The scenic comedy “A Walk in the Woods” (Broad Green)  — adapted from Bill Bryson’s 1998 memoir  — treads both sides of the moral divide simultaneously, making his expedition suitable only for discerning adults.

The film focuses on a pair of mildly cantankerous older men — travel author Bill Bryson (Robert Redford) and loveable rogue Stephen Katz (Nick Nolte).

Bill, chafing at semiretirement and seeking a remedy for his long-standing writer’s block, decides to hike the 2,200-mile-long Appalachian Trail.

Bill’s eminently sensible wife Catherine (Emma Thompson) objects vigorously. Though he remains resolute, Bill does at least yield to Catherine’s insistence that he include a companion on the trip.

But the only volunteer Bill can find to accompany him turns out to be Stephen, a figure from his distant past with whom Bill — at least partly by choice — has long been out of touch.

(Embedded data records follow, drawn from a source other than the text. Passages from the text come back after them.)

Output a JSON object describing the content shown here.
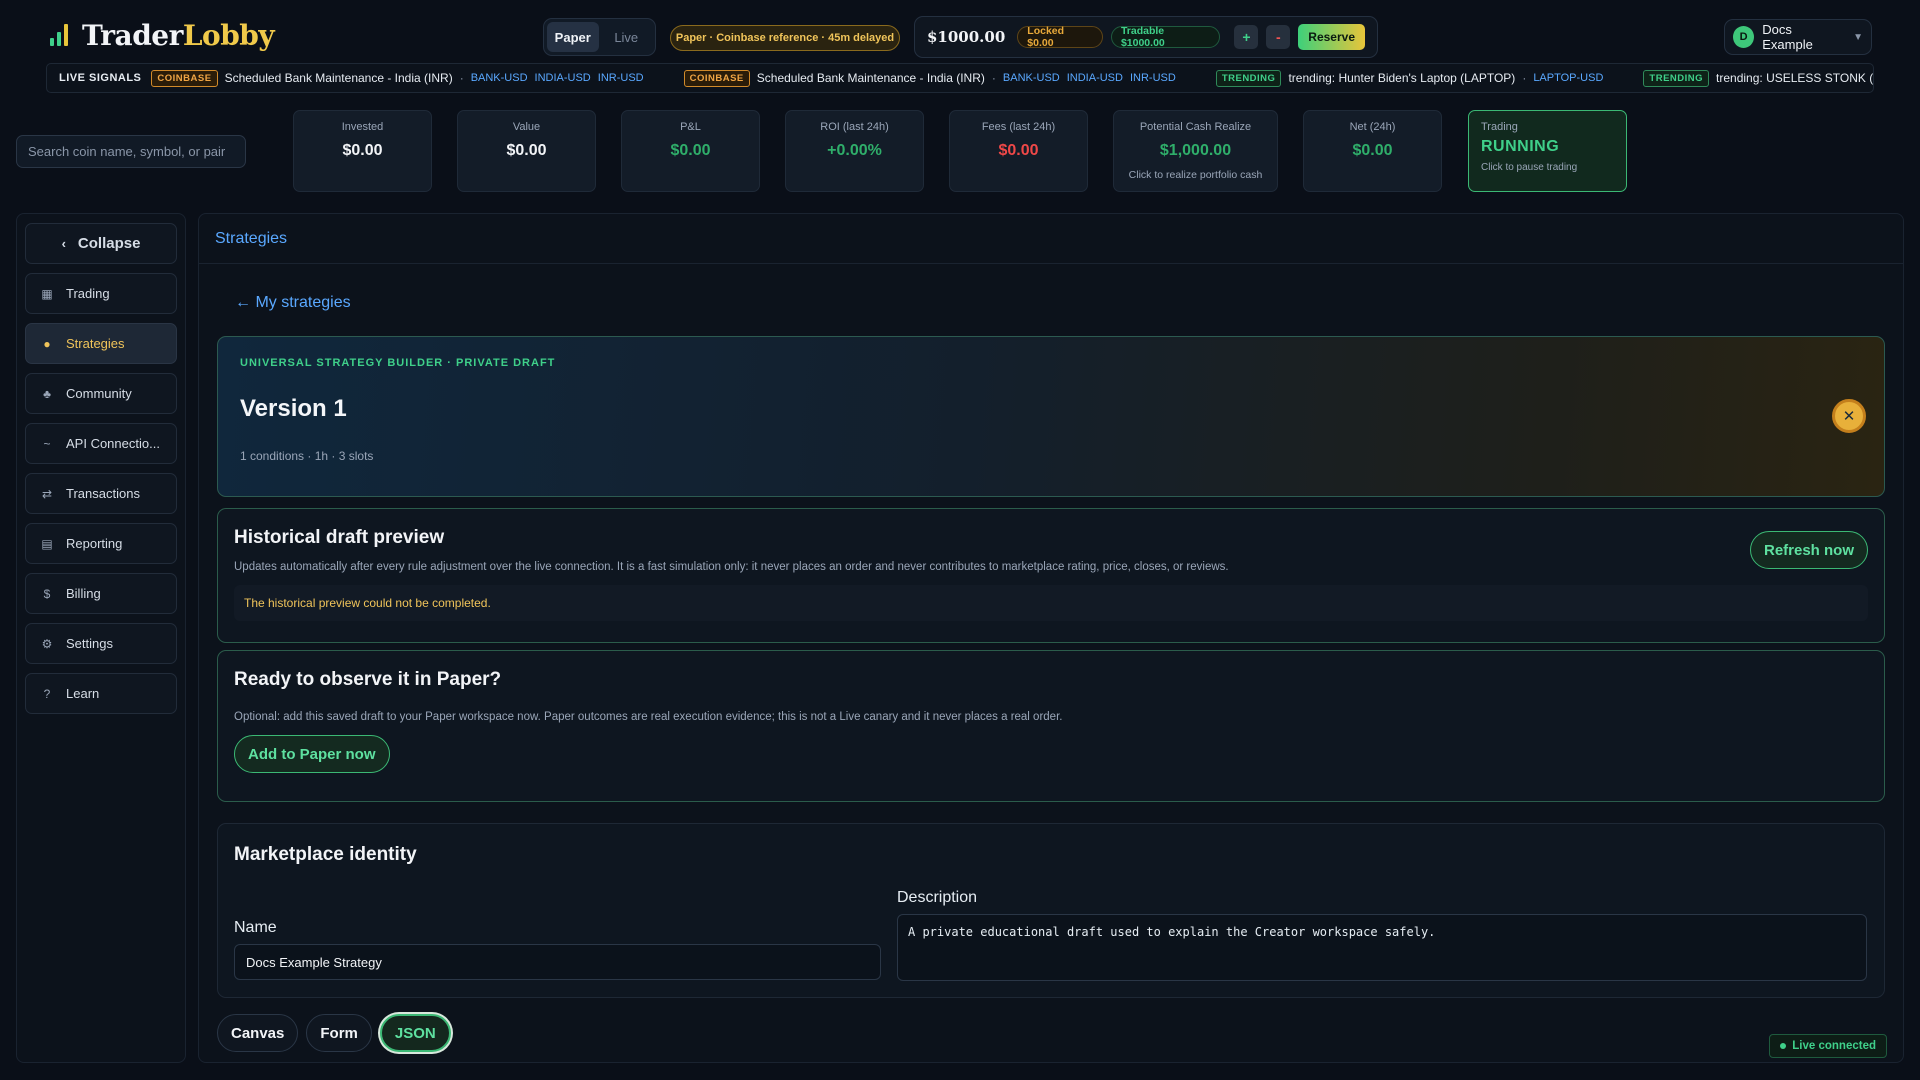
{
  "brand": {
    "part1": "Trader",
    "part2": "Lobby"
  },
  "mode": {
    "paper": "Paper",
    "live": "Live"
  },
  "reference_badge": "Paper · Coinbase reference · 45m delayed",
  "balance": {
    "amount": "$1000.00",
    "locked": "Locked $0.00",
    "tradable": "Tradable $1000.00",
    "plus": "+",
    "minus": "-",
    "reserve": "Reserve"
  },
  "user": {
    "initial": "D",
    "name": "Docs Example"
  },
  "ticker": {
    "label": "LIVE SIGNALS",
    "items": [
      {
        "tag": "COINBASE",
        "text": "Scheduled Bank Maintenance - India (INR)",
        "symbols": [
          "BANK-USD",
          "INDIA-USD",
          "INR-USD"
        ]
      },
      {
        "tag": "COINBASE",
        "text": "Scheduled Bank Maintenance - India (INR)",
        "symbols": [
          "BANK-USD",
          "INDIA-USD",
          "INR-USD"
        ]
      },
      {
        "tag": "TRENDING",
        "text": "trending: Hunter Biden's Laptop (LAPTOP)",
        "symbols": [
          "LAPTOP-USD"
        ]
      },
      {
        "tag": "TRENDING",
        "text": "trending: USELESS STONK (STONK",
        "symbols": []
      }
    ]
  },
  "search": {
    "placeholder": "Search coin name, symbol, or pair"
  },
  "stats": [
    {
      "label": "Invested",
      "value": "$0.00",
      "color": "#f2f4f7"
    },
    {
      "label": "Value",
      "value": "$0.00",
      "color": "#f2f4f7"
    },
    {
      "label": "P&L",
      "value": "$0.00",
      "color": "#2fae6a"
    },
    {
      "label": "ROI (last 24h)",
      "value": "+0.00%",
      "color": "#2fae6a"
    },
    {
      "label": "Fees (last 24h)",
      "value": "$0.00",
      "color": "#f04848"
    },
    {
      "label": "Potential Cash Realize",
      "value": "$1,000.00",
      "sub": "Click to realize portfolio cash",
      "color": "#2fae6a"
    },
    {
      "label": "Net (24h)",
      "value": "$0.00",
      "color": "#2fae6a"
    }
  ],
  "trading": {
    "label": "Trading",
    "status": "RUNNING",
    "hint": "Click to pause trading"
  },
  "sidebar": {
    "collapse": "Collapse",
    "items": [
      {
        "label": "Trading",
        "icon": "grid-icon"
      },
      {
        "label": "Strategies",
        "icon": "bulb-icon"
      },
      {
        "label": "Community",
        "icon": "community-icon"
      },
      {
        "label": "API Connectio...",
        "icon": "wave-icon"
      },
      {
        "label": "Transactions",
        "icon": "swap-icon"
      },
      {
        "label": "Reporting",
        "icon": "report-icon"
      },
      {
        "label": "Billing",
        "icon": "dollar-icon"
      },
      {
        "label": "Settings",
        "icon": "gear-icon"
      },
      {
        "label": "Learn",
        "icon": "question-icon"
      }
    ]
  },
  "main": {
    "header": "Strategies",
    "back": "← My strategies",
    "hero": {
      "eyebrow": "UNIVERSAL STRATEGY BUILDER · PRIVATE DRAFT",
      "title": "Version 1",
      "meta": "1 conditions · 1h · 3 slots"
    },
    "preview": {
      "title": "Historical draft preview",
      "desc": "Updates automatically after every rule adjustment over the live connection. It is a fast simulation only: it never places an order and never contributes to marketplace rating, price, closes, or reviews.",
      "warning": "The historical preview could not be completed.",
      "refresh": "Refresh now"
    },
    "observe": {
      "title": "Ready to observe it in Paper?",
      "desc": "Optional: add this saved draft to your Paper workspace now. Paper outcomes are real execution evidence; this is not a Live canary and it never places a real order.",
      "button": "Add to Paper now"
    },
    "marketplace": {
      "title": "Marketplace identity",
      "name_label": "Name",
      "name_value": "Docs Example Strategy",
      "desc_label": "Description",
      "desc_value": "A private educational draft used to explain the Creator workspace safely."
    },
    "tabs": [
      "Canvas",
      "Form",
      "JSON"
    ],
    "live_status": "Live connected"
  }
}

As domesticated Bill and his rolling stone of a sidekick lumber through the forest, they pass the time comparing notes on life.

A surfeit of the pals’ dialogue deals with sexuality — including the humorously remembered bedroom escapades of their shared youth. And the frivolous tone of the script invites viewers to regard physical intimacy, at last among singles, as little more than a form of entertainment.

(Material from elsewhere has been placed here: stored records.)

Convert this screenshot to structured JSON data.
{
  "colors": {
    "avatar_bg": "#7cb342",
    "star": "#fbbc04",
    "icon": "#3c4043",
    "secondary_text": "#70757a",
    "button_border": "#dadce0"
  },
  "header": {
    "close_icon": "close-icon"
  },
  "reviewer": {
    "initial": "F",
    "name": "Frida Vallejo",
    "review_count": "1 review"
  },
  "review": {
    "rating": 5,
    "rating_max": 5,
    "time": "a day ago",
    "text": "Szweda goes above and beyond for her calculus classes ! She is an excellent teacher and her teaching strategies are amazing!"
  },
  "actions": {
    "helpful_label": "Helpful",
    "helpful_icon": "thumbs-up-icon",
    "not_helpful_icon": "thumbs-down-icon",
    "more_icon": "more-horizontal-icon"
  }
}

Marital fidelity gets a somewhat more sober treatment. But even events turning on this topic are dealt with ambiguously.

While one sequence celebrates faithfulness in the face of temptation, another winks at a potentially adulterous dalliance. The moral significance of this potential encounter is sloughed off on the dubious grounds that the randy behavior of fat people is too ridiculous to be taken seriously.

All this detracts from what is, in other respects, a generally pleasant, though excessively talky, excursion through a series of landscapes that vary from the soothing to the magnificent.

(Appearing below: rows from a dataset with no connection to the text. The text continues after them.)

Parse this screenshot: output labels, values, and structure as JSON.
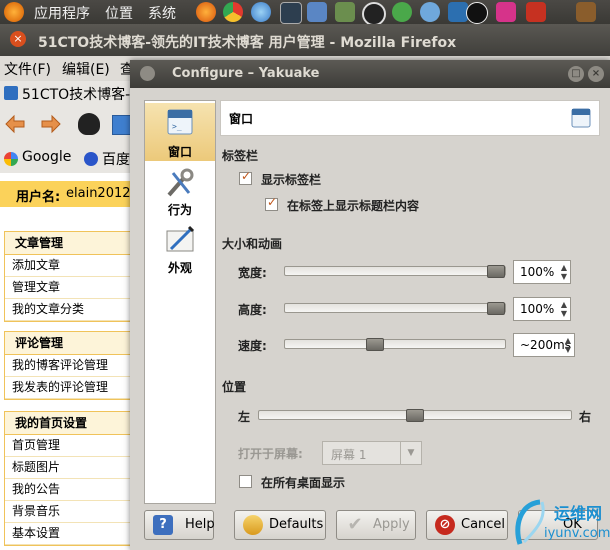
{
  "panel": {
    "menus": [
      "应用程序",
      "位置",
      "系统"
    ]
  },
  "firefox": {
    "title": "51CTO技术博客-领先的IT技术博客 用户管理 - Mozilla Firefox",
    "menus": [
      "文件(F)",
      "编辑(E)",
      "查"
    ],
    "tab_title": "51CTO技术博客-",
    "bookmarks": [
      "Google",
      "百度"
    ]
  },
  "webpage": {
    "user_label": "用户名:",
    "user_name": "elain2012",
    "sections": [
      {
        "title": "文章管理",
        "items": [
          "添加文章",
          "管理文章",
          "我的文章分类"
        ]
      },
      {
        "title": "评论管理",
        "items": [
          "我的博客评论管理",
          "我发表的评论管理"
        ]
      },
      {
        "title": "我的首页设置",
        "items": [
          "首页管理",
          "标题图片",
          "我的公告",
          "背景音乐",
          "基本设置"
        ]
      }
    ]
  },
  "dialog": {
    "title": "Configure – Yakuake",
    "sidebar": [
      {
        "label": "窗口",
        "icon": "window-icon",
        "selected": true
      },
      {
        "label": "行为",
        "icon": "tools-icon",
        "selected": false
      },
      {
        "label": "外观",
        "icon": "appearance-icon",
        "selected": false
      }
    ],
    "page_title": "窗口",
    "tabbar": {
      "heading": "标签栏",
      "show_tabbar": "显示标签栏",
      "show_title_on_tab": "在标签上显示标题栏内容",
      "show_tabbar_checked": true,
      "show_title_checked": true
    },
    "size": {
      "heading": "大小和动画",
      "width_label": "宽度:",
      "width_value": "100%",
      "width_level": 1.0,
      "height_label": "高度:",
      "height_value": "100%",
      "height_level": 1.0,
      "speed_label": "速度:",
      "speed_value": "~200ms",
      "speed_level": 0.4
    },
    "position": {
      "heading": "位置",
      "left_label": "左",
      "right_label": "右",
      "level": 0.5,
      "screen_label": "打开于屏幕:",
      "screen_value": "屏幕 1",
      "all_desktops": "在所有桌面显示",
      "all_desktops_checked": false
    },
    "buttons": {
      "help": "Help",
      "defaults": "Defaults",
      "apply": "Apply",
      "cancel": "Cancel",
      "ok": "OK"
    }
  },
  "watermark": {
    "line1": "运维网",
    "line2": "iyunv.com"
  },
  "colors": {
    "accent": "#ecc97a",
    "checkmark": "#c0561a",
    "cancel_red": "#c62a1e"
  }
}
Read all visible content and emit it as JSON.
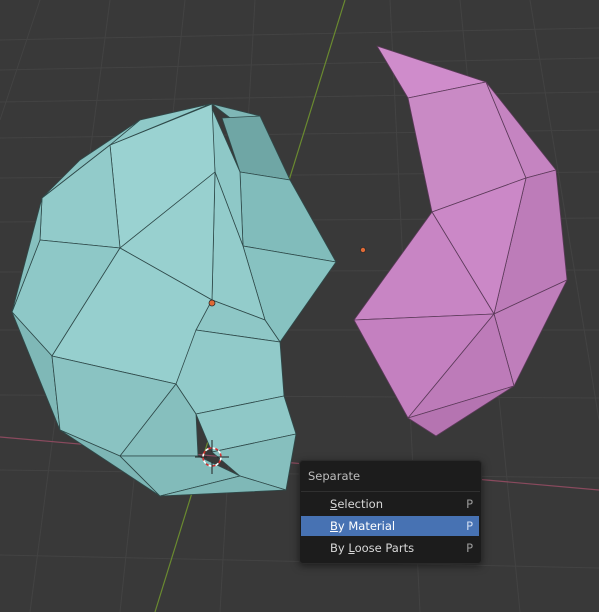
{
  "viewport": {
    "background": "#393939",
    "grid_color": "#404040",
    "x_axis_color": "#8a4a5e",
    "y_axis_color": "#6a8a30",
    "mesh_left_color": "#8cc7c6",
    "mesh_right_color": "#c77fbf"
  },
  "menu": {
    "title": "Separate",
    "items": [
      {
        "pre": "",
        "ul": "S",
        "post": "election",
        "shortcut": "P",
        "active": false
      },
      {
        "pre": "",
        "ul": "B",
        "post": "y Material",
        "shortcut": "P",
        "active": true
      },
      {
        "pre": "By ",
        "ul": "L",
        "post": "oose Parts",
        "shortcut": "P",
        "active": false
      }
    ]
  }
}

The film contains defective values, including an ambivalent attitude toward adultery, a non-graphic scene of aberrant sexual activity, a glimpse of partial rear nudity, much off-color humor, numerous uses of profanity and frequent rough and crude language. (L, R).